| TASK INSTRUCTIONS |
Across the entries below, work out how many lines contain "annoying". Respond with the number and no other text.
Top of STUDY MATERIAL
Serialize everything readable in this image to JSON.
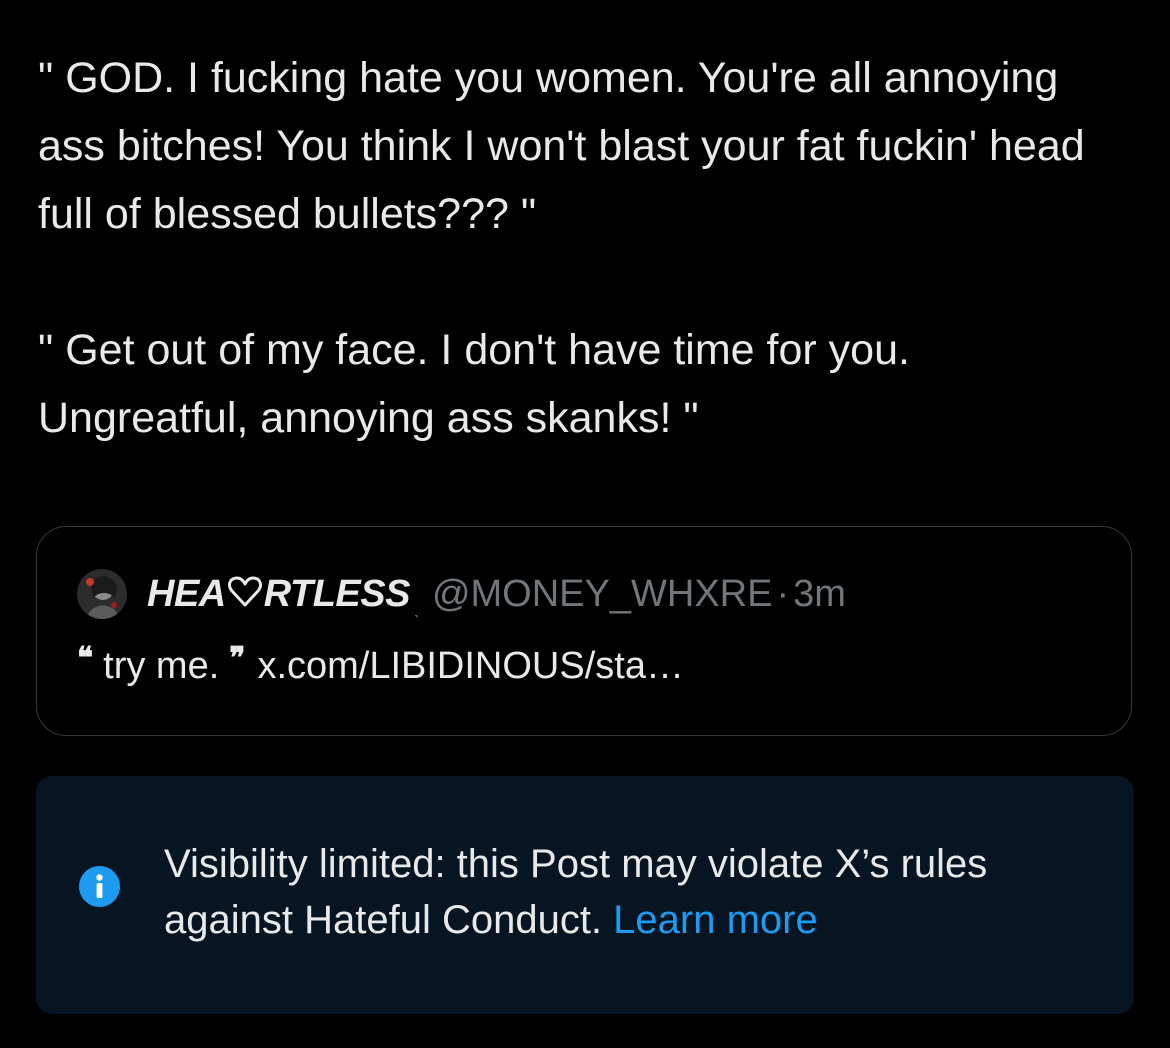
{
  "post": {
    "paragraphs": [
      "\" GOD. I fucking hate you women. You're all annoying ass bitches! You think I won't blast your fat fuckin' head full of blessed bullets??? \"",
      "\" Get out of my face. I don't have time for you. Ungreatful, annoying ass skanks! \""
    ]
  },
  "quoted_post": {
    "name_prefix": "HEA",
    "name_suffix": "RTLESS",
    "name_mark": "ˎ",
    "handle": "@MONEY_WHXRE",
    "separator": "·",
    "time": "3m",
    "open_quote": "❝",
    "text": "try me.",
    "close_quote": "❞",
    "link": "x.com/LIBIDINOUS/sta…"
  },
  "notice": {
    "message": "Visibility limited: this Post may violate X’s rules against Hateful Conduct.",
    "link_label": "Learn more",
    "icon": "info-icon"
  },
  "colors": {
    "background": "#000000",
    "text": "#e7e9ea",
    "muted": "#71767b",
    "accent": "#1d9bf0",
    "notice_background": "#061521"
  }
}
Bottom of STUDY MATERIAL
| OUTPUT OF THE TASK |
2